§ **ACTIVITY**: The reply should consist of every entry, repeated exactly.

BEGIN ENTRIES SUPPLIED

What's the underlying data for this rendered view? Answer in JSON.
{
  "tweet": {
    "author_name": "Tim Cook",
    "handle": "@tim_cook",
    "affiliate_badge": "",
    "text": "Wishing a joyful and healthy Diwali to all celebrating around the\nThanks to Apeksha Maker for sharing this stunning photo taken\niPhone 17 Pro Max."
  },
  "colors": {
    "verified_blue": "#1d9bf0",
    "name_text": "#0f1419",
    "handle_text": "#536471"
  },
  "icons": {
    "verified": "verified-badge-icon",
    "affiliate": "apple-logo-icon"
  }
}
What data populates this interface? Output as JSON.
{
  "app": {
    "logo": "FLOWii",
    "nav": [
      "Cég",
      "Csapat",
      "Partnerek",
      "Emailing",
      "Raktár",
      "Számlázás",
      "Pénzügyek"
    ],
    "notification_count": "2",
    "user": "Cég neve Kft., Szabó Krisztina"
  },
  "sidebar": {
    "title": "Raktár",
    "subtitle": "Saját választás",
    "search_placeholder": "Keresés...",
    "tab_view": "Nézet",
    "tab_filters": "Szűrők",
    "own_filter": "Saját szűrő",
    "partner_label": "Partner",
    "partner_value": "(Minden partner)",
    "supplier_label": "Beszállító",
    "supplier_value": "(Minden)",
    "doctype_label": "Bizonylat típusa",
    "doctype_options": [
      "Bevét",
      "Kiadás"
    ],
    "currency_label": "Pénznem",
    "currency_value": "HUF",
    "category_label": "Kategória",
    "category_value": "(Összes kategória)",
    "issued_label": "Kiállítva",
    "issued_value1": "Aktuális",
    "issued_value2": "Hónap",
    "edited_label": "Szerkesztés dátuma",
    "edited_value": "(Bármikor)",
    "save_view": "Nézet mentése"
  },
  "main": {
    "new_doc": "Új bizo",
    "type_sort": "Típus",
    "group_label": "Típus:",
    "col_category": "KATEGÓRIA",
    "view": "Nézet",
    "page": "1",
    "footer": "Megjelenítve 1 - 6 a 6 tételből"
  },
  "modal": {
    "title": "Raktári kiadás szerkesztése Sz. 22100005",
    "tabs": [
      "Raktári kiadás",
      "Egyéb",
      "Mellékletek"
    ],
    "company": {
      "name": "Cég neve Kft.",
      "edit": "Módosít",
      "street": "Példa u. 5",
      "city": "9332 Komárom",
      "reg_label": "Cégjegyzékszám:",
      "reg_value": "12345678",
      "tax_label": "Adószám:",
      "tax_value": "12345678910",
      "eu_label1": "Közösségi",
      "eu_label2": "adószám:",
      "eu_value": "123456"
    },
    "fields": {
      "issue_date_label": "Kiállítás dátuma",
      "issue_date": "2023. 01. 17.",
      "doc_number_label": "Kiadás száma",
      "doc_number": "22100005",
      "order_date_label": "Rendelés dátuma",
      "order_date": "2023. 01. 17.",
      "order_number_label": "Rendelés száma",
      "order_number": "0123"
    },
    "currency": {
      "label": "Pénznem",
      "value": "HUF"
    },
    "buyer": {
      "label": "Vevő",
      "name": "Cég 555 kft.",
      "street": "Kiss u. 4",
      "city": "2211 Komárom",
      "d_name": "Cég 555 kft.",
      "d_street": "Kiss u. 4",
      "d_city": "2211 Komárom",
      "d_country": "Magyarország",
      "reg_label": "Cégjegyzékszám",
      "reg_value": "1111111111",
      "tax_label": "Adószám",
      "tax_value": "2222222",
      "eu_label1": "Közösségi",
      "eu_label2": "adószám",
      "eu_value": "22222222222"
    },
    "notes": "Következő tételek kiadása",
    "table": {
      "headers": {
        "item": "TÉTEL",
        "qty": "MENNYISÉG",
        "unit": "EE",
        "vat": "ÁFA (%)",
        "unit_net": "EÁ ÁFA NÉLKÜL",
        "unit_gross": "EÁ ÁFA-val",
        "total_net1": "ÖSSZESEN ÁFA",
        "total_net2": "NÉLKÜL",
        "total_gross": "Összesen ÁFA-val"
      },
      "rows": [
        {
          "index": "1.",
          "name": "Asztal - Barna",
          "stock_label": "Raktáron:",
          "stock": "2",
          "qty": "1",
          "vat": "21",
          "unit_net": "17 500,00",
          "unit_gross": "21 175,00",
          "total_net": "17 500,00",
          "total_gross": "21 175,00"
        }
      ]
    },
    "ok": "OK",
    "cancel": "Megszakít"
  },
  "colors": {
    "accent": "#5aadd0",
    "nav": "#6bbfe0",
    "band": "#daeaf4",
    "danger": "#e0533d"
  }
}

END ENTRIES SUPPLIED

§ **ANSWER TO THIS EXERCISE**:
What's the underlying data for this rendered view? Answer in JSON.
{
  "tweet": {
    "author_name": "Tim Cook",
    "handle": "@tim_cook",
    "affiliate_badge": "",
    "text": "Wishing a joyful and healthy Diwali to all celebrating around the\nThanks to Apeksha Maker for sharing this stunning photo taken\niPhone 17 Pro Max."
  },
  "colors": {
    "verified_blue": "#1d9bf0",
    "name_text": "#0f1419",
    "handle_text": "#536471"
  },
  "icons": {
    "verified": "verified-badge-icon",
    "affiliate": "apple-logo-icon"
  }
}
What data populates this interface? Output as JSON.
{
  "app": {
    "logo": "FLOWii",
    "nav": [
      "Cég",
      "Csapat",
      "Partnerek",
      "Emailing",
      "Raktár",
      "Számlázás",
      "Pénzügyek"
    ],
    "notification_count": "2",
    "user": "Cég neve Kft., Szabó Krisztina"
  },
  "sidebar": {
    "title": "Raktár",
    "subtitle": "Saját választás",
    "search_placeholder": "Keresés...",
    "tab_view": "Nézet",
    "tab_filters": "Szűrők",
    "own_filter": "Saját szűrő",
    "partner_label": "Partner",
    "partner_value": "(Minden partner)",
    "supplier_label": "Beszállító",
    "supplier_value": "(Minden)",
    "doctype_label": "Bizonylat típusa",
    "doctype_options": [
      "Bevét",
      "Kiadás"
    ],
    "currency_label": "Pénznem",
    "currency_value": "HUF",
    "category_label": "Kategória",
    "category_value": "(Összes kategória)",
    "issued_label": "Kiállítva",
    "issued_value1": "Aktuális",
    "issued_value2": "Hónap",
    "edited_label": "Szerkesztés dátuma",
    "edited_value": "(Bármikor)",
    "save_view": "Nézet mentése"
  },
  "main": {
    "new_doc": "Új bizo",
    "type_sort": "Típus",
    "group_label": "Típus:",
    "col_category": "KATEGÓRIA",
    "view": "Nézet",
    "page": "1",
    "footer": "Megjelenítve 1 - 6 a 6 tételből"
  },
  "modal": {
    "title": "Raktári kiadás szerkesztése Sz. 22100005",
    "tabs": [
      "Raktári kiadás",
      "Egyéb",
      "Mellékletek"
    ],
    "company": {
      "name": "Cég neve Kft.",
      "edit": "Módosít",
      "street": "Példa u. 5",
      "city": "9332 Komárom",
      "reg_label": "Cégjegyzékszám:",
      "reg_value": "12345678",
      "tax_label": "Adószám:",
      "tax_value": "12345678910",
      "eu_label1": "Közösségi",
      "eu_label2": "adószám:",
      "eu_value": "123456"
    },
    "fields": {
      "issue_date_label": "Kiállítás dátuma",
      "issue_date": "2023. 01. 17.",
      "doc_number_label": "Kiadás száma",
      "doc_number": "22100005",
      "order_date_label": "Rendelés dátuma",
      "order_date": "2023. 01. 17.",
      "order_number_label": "Rendelés száma",
      "order_number": "0123"
    },
    "currency": {
      "label": "Pénznem",
      "value": "HUF"
    },
    "buyer": {
      "label": "Vevő",
      "name": "Cég 555 kft.",
      "street": "Kiss u. 4",
      "city": "2211 Komárom",
      "d_name": "Cég 555 kft.",
      "d_street": "Kiss u. 4",
      "d_city": "2211 Komárom",
      "d_country": "Magyarország",
      "reg_label": "Cégjegyzékszám",
      "reg_value": "1111111111",
      "tax_label": "Adószám",
      "tax_value": "2222222",
      "eu_label1": "Közösségi",
      "eu_label2": "adószám",
      "eu_value": "22222222222"
    },
    "notes": "Következő tételek kiadása",
    "table": {
      "headers": {
        "item": "TÉTEL",
        "qty": "MENNYISÉG",
        "unit": "EE",
        "vat": "ÁFA (%)",
        "unit_net": "EÁ ÁFA NÉLKÜL",
        "unit_gross": "EÁ ÁFA-val",
        "total_net1": "ÖSSZESEN ÁFA",
        "total_net2": "NÉLKÜL",
        "total_gross": "Összesen ÁFA-val"
      },
      "rows": [
        {
          "index": "1.",
          "name": "Asztal - Barna",
          "stock_label": "Raktáron:",
          "stock": "2",
          "qty": "1",
          "vat": "21",
          "unit_net": "17 500,00",
          "unit_gross": "21 175,00",
          "total_net": "17 500,00",
          "total_gross": "21 175,00"
        }
      ]
    },
    "ok": "OK",
    "cancel": "Megszakít"
  },
  "colors": {
    "accent": "#5aadd0",
    "nav": "#6bbfe0",
    "band": "#daeaf4",
    "danger": "#e0533d"
  }
}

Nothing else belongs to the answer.